▶ **Work to be completed**: Using the entries that follow, report how many lines contain the word "Guessed". Only the number is wanted.

==== Source data

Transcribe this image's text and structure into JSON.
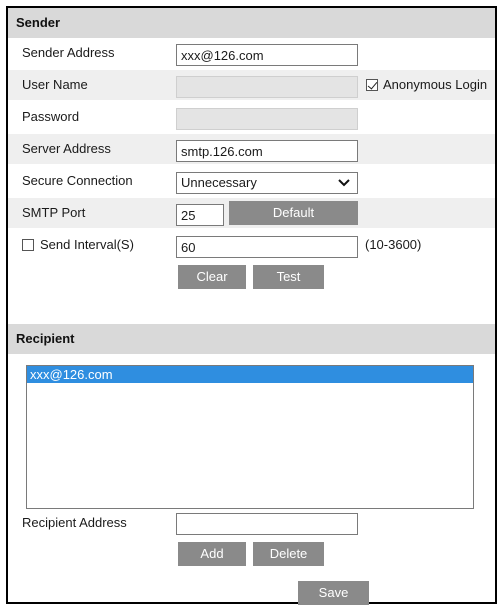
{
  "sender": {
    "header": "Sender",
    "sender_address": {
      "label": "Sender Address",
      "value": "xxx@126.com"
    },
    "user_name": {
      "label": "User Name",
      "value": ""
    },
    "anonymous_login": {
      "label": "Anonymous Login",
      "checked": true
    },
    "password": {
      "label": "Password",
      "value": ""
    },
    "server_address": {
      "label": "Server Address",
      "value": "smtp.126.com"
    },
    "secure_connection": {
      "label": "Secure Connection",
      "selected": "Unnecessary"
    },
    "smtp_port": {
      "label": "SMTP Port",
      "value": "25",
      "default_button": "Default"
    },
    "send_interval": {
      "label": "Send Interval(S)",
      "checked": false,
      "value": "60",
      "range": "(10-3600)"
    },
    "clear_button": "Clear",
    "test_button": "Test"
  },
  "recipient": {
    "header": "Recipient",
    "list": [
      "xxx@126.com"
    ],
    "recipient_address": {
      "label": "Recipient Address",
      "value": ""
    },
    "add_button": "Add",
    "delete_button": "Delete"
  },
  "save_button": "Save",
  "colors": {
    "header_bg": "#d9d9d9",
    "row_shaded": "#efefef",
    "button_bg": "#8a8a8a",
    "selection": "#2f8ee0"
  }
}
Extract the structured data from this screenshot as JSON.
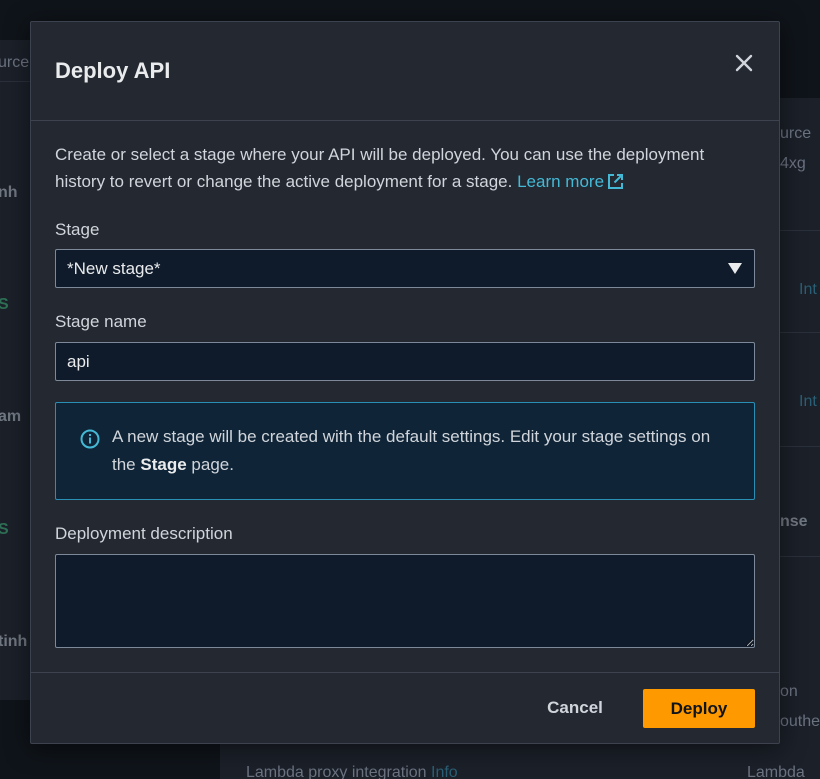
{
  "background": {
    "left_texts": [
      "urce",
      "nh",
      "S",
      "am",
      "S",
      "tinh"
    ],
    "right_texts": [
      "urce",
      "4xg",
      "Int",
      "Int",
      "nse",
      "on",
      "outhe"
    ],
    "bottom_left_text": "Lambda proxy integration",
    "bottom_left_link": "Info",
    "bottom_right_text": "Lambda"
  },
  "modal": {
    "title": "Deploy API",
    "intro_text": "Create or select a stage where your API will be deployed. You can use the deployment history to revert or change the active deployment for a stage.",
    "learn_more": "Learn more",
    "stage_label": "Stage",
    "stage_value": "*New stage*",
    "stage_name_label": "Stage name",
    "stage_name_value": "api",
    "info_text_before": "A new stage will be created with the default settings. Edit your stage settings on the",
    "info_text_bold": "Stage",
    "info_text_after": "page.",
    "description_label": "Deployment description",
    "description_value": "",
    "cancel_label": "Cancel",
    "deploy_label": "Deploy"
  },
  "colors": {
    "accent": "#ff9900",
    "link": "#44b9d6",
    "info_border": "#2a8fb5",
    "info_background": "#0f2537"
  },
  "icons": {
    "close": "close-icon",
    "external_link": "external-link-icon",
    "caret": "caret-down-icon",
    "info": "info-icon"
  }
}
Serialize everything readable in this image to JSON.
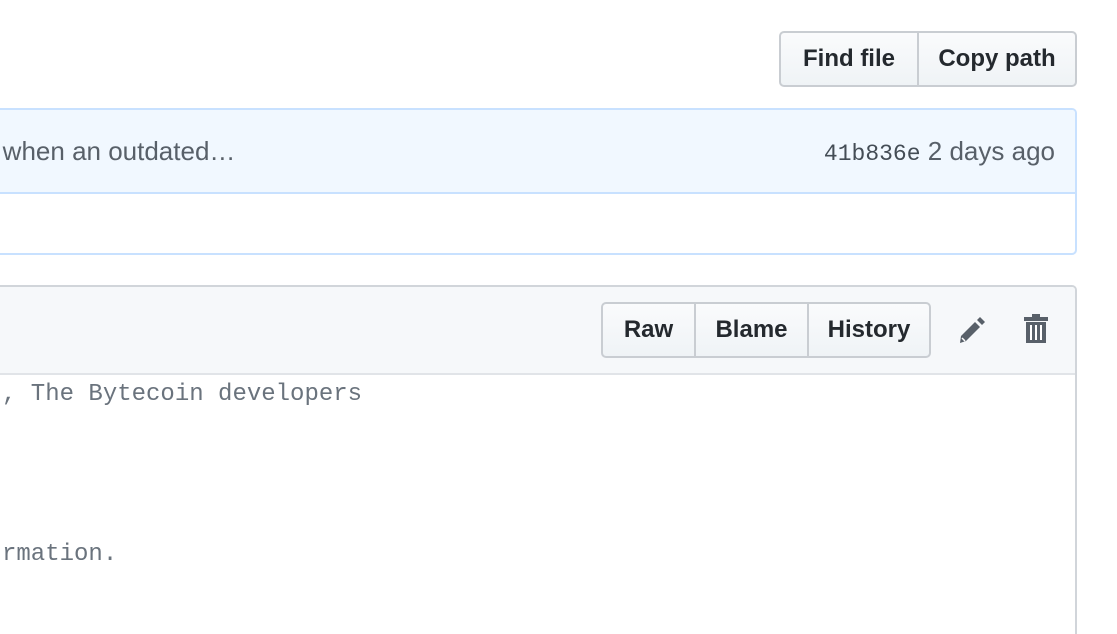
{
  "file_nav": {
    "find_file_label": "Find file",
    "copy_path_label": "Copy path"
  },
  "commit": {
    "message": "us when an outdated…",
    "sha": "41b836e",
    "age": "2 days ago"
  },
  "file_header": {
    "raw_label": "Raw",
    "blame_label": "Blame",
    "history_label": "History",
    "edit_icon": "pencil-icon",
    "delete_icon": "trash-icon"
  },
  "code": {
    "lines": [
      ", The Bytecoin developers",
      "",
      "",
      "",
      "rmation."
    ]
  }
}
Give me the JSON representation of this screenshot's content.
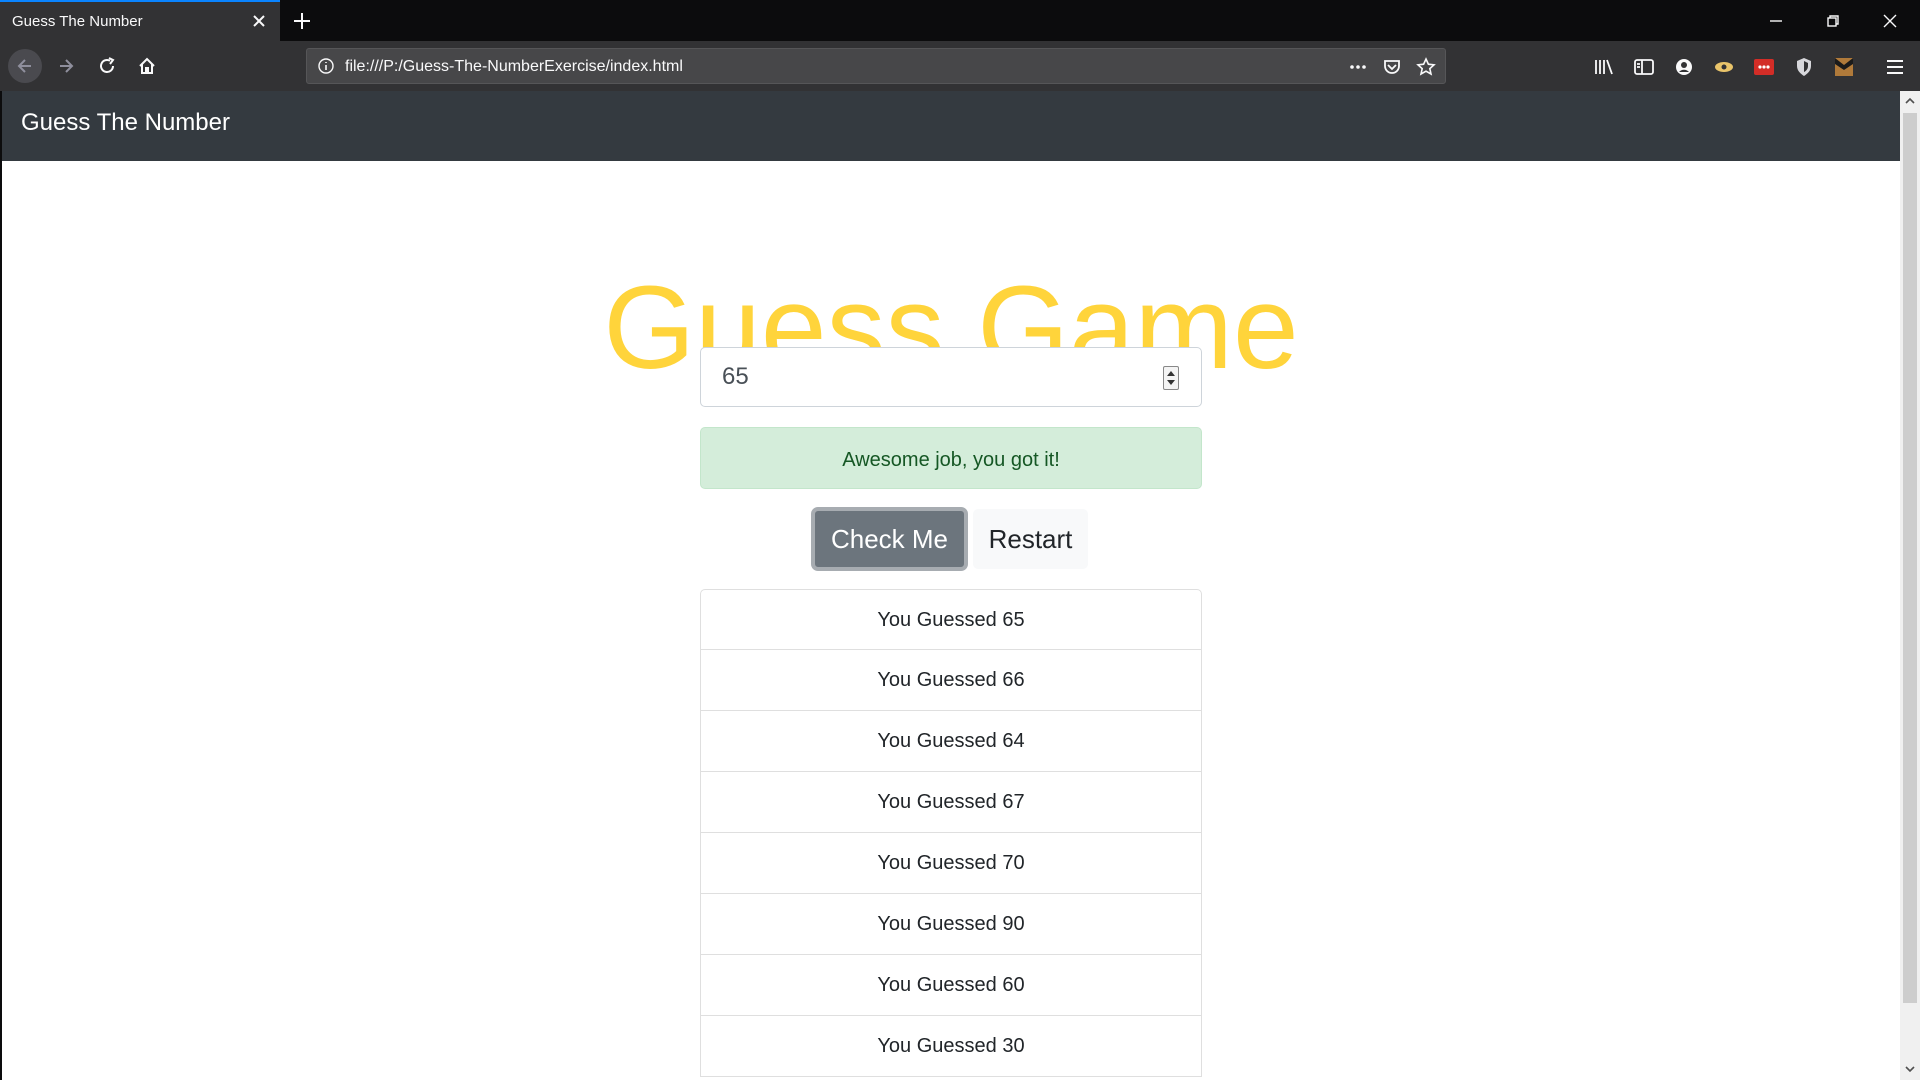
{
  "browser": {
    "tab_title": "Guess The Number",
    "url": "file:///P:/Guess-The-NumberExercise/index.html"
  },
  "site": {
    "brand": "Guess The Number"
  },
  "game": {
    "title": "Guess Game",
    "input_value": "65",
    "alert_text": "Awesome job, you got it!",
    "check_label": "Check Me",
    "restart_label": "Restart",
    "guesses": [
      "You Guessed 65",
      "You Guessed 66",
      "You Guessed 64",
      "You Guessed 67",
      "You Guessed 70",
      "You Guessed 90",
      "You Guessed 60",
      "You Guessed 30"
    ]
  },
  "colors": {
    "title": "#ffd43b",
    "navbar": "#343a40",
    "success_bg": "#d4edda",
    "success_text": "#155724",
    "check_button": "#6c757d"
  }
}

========
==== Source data

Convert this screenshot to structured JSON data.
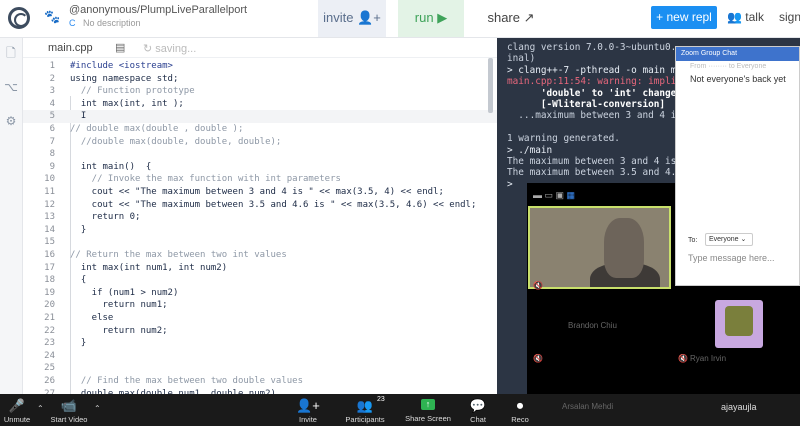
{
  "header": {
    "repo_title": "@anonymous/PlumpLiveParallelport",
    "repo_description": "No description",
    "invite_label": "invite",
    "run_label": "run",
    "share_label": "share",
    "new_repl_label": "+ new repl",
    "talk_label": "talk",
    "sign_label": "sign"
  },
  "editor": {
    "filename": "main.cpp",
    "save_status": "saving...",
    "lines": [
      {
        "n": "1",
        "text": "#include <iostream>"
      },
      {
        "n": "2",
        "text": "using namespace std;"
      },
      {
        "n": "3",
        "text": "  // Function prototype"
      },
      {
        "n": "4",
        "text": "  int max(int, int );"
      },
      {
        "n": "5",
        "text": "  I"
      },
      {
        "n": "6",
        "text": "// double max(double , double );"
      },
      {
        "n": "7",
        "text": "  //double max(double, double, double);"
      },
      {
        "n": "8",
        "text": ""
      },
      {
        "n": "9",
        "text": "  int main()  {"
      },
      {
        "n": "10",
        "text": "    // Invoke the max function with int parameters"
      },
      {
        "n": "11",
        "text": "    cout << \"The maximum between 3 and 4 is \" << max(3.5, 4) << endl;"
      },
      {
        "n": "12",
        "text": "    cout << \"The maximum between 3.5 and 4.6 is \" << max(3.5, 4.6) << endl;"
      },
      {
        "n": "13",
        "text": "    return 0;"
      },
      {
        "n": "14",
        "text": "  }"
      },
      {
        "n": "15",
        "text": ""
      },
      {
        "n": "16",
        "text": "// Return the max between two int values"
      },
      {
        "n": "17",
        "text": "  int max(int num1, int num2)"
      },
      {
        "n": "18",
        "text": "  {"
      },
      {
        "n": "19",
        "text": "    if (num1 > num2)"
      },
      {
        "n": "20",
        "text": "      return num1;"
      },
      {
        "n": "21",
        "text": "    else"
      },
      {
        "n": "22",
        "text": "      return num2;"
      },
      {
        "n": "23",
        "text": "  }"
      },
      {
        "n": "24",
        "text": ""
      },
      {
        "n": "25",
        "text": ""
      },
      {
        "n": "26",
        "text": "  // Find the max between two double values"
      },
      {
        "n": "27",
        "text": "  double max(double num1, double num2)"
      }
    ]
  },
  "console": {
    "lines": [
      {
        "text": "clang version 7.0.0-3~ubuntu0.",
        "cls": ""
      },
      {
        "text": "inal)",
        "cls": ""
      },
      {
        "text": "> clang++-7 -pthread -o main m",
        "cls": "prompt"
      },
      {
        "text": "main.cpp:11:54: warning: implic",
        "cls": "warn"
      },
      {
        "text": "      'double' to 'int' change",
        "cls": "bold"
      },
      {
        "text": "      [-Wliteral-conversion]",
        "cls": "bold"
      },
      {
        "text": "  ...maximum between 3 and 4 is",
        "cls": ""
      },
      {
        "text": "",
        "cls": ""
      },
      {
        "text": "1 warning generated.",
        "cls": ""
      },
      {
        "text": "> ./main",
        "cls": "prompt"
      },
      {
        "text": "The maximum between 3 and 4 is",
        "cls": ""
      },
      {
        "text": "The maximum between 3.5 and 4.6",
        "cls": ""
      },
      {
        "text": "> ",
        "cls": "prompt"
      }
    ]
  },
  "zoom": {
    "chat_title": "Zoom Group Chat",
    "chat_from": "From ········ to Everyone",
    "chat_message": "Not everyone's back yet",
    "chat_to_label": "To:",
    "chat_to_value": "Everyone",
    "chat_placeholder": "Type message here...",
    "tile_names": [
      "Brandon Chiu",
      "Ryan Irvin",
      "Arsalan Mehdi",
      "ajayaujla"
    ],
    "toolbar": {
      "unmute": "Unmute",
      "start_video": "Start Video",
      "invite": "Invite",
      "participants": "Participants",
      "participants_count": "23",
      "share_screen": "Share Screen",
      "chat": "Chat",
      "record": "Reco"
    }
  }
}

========

▶ **Solution for this task**: 8